Now that I’m resettled into St. John’s, Berlin feels like a dream. I reflect on things I did a year ago; how can it be so long? Was it really a full year ago that I met my new friends Melanie and TJ at a comedy club for Christmas dinner? Has it actually been 365 days since my New Year’s Eve with two wonderful Danish women?
I’m not sure I fully appreciated my life in Berlin until my last month living there. The day before I left to move back to Canada, I invited some friends over for a few drinks. It was June 30th, so I blared a Canadian radio station and rocked my Trudeau sweater. At one point I was sweeping my bedroom floor and I broke down into tears, and my roommate came in to hold me. He literally just held me while I cried. And there it was again, that big looming word for 2016: gratitude.
My little group of friends in Berlin mean so much to me. They took a chance on a temporary expat, and they got to know me anyway. I cried the whole time I wrote this.
My friend Trish came to visit, and my friend Ashley. I played tour guide and introduced them to my favourite places, like Sorsi, my much beloved wine bar in Prenzlauer Berg where the bartender knew my name. And Babelplatz, and the East Side Gallery, and beach bars along the Spree.
My favourite days were spent flaked out in the grass at Volkspark Friedrichshain, a bottle of Sternbourg in one hand and a cigar in the other. Or at the city’s oldest beer garden, Prater Garten, watching Eurocup go down. I can picture my street so clearly in my head; I can still hear the trams clicking by. The comforting din of humanity erased years of chronic insomnia. I’ve never been so well rested.
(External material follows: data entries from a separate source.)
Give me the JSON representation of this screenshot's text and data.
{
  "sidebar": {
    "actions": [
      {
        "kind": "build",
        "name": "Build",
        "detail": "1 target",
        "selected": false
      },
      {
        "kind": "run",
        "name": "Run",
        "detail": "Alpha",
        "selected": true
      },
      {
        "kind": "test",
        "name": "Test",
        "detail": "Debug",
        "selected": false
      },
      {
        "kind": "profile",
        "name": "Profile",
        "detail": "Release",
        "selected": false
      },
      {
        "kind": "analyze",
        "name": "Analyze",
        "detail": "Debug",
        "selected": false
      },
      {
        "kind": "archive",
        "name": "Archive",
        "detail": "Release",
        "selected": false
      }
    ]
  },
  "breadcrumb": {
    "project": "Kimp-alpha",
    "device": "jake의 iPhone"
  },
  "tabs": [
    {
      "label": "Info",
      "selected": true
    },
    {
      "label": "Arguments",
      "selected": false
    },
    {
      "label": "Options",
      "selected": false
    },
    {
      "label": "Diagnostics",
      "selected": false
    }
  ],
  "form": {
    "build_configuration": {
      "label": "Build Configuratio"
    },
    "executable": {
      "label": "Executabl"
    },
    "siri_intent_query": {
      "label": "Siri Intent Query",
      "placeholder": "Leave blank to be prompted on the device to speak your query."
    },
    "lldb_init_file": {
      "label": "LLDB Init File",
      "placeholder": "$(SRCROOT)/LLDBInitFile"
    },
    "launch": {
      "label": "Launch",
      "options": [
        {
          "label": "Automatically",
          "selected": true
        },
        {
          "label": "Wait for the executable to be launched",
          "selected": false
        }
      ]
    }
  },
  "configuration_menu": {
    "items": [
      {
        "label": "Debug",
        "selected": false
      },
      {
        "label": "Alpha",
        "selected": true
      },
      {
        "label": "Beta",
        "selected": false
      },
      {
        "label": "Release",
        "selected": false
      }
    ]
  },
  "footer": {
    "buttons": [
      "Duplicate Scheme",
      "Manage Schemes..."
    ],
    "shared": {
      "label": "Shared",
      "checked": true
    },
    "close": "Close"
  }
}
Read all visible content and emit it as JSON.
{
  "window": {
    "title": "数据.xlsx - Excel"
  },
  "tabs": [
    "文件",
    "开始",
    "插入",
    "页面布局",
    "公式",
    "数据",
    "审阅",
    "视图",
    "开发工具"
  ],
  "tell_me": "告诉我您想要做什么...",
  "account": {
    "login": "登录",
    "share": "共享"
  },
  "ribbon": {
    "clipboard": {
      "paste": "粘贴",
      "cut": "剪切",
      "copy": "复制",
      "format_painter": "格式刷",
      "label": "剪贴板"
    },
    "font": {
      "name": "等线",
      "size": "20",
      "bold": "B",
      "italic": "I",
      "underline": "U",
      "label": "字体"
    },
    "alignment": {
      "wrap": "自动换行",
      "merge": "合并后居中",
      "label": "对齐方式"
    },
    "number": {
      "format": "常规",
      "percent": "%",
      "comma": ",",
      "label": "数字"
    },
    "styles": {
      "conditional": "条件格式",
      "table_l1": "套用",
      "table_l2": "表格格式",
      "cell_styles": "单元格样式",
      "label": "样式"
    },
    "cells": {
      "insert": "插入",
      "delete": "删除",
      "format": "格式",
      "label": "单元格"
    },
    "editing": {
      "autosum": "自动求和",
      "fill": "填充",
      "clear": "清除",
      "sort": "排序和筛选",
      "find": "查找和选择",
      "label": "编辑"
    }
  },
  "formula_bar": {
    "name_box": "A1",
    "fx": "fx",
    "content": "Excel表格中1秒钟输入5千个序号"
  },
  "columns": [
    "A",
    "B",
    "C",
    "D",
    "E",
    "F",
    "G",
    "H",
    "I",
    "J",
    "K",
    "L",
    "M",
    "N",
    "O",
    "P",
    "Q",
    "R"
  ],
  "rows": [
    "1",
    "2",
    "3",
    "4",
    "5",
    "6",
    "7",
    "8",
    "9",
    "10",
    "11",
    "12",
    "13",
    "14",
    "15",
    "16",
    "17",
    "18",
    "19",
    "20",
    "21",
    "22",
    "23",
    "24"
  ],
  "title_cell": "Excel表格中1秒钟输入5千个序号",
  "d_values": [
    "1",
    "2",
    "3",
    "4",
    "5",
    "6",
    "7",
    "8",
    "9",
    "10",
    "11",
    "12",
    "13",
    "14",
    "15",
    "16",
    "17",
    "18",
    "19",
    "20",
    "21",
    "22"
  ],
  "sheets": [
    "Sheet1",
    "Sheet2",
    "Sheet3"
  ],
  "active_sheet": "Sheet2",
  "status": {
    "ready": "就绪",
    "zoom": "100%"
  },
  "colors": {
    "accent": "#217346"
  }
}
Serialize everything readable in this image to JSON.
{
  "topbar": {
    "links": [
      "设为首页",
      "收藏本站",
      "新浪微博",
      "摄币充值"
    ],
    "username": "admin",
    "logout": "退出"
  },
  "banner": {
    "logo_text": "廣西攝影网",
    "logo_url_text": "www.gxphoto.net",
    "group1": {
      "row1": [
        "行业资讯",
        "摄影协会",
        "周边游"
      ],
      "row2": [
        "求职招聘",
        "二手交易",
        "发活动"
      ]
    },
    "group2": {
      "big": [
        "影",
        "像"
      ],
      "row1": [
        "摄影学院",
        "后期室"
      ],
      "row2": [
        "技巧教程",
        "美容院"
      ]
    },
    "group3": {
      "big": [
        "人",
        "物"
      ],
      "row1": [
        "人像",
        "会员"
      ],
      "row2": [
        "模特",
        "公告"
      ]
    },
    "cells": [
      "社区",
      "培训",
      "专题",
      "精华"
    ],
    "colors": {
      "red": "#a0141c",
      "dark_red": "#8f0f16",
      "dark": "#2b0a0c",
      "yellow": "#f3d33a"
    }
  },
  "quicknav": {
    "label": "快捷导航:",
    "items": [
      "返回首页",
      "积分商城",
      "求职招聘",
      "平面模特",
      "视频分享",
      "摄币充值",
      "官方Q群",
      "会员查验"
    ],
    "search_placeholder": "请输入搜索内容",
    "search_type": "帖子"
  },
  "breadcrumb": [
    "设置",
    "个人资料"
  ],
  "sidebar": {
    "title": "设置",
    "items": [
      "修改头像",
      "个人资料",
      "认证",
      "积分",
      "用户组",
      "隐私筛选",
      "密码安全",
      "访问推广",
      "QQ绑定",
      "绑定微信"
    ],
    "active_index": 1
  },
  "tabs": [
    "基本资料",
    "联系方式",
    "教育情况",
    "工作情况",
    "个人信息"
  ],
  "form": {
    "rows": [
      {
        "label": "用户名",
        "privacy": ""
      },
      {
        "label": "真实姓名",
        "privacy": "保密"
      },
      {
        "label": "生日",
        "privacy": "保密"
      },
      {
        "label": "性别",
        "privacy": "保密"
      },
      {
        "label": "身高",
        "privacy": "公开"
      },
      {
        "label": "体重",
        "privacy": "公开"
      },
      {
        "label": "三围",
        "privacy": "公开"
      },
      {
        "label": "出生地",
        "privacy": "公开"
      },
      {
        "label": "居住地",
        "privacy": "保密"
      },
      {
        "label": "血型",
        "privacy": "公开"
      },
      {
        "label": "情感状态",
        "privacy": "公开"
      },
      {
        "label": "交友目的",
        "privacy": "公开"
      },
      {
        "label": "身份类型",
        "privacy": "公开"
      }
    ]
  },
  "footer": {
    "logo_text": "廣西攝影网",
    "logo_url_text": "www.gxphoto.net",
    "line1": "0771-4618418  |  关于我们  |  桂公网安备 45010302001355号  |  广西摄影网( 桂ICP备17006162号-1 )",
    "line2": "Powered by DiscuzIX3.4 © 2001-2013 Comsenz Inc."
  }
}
I was so mad and upset about being forced to leave Berlin. I was in no way ready. And I’m certain I’m not done with Berlin, but for now, I’m where I need to be.
I love not knowing what’s in store for 2017 — my life is so full of surprises. I’ll have minimal travel opportunity, but plenty of chances to grow, professionally. Maybe by the end of next year I’ll be skipping back to Berlin, or revisiting Ottawa, or travelling for a few months around Southeast Asia, or reuniting with Greece. And maybe I’ll still be in St. John’s.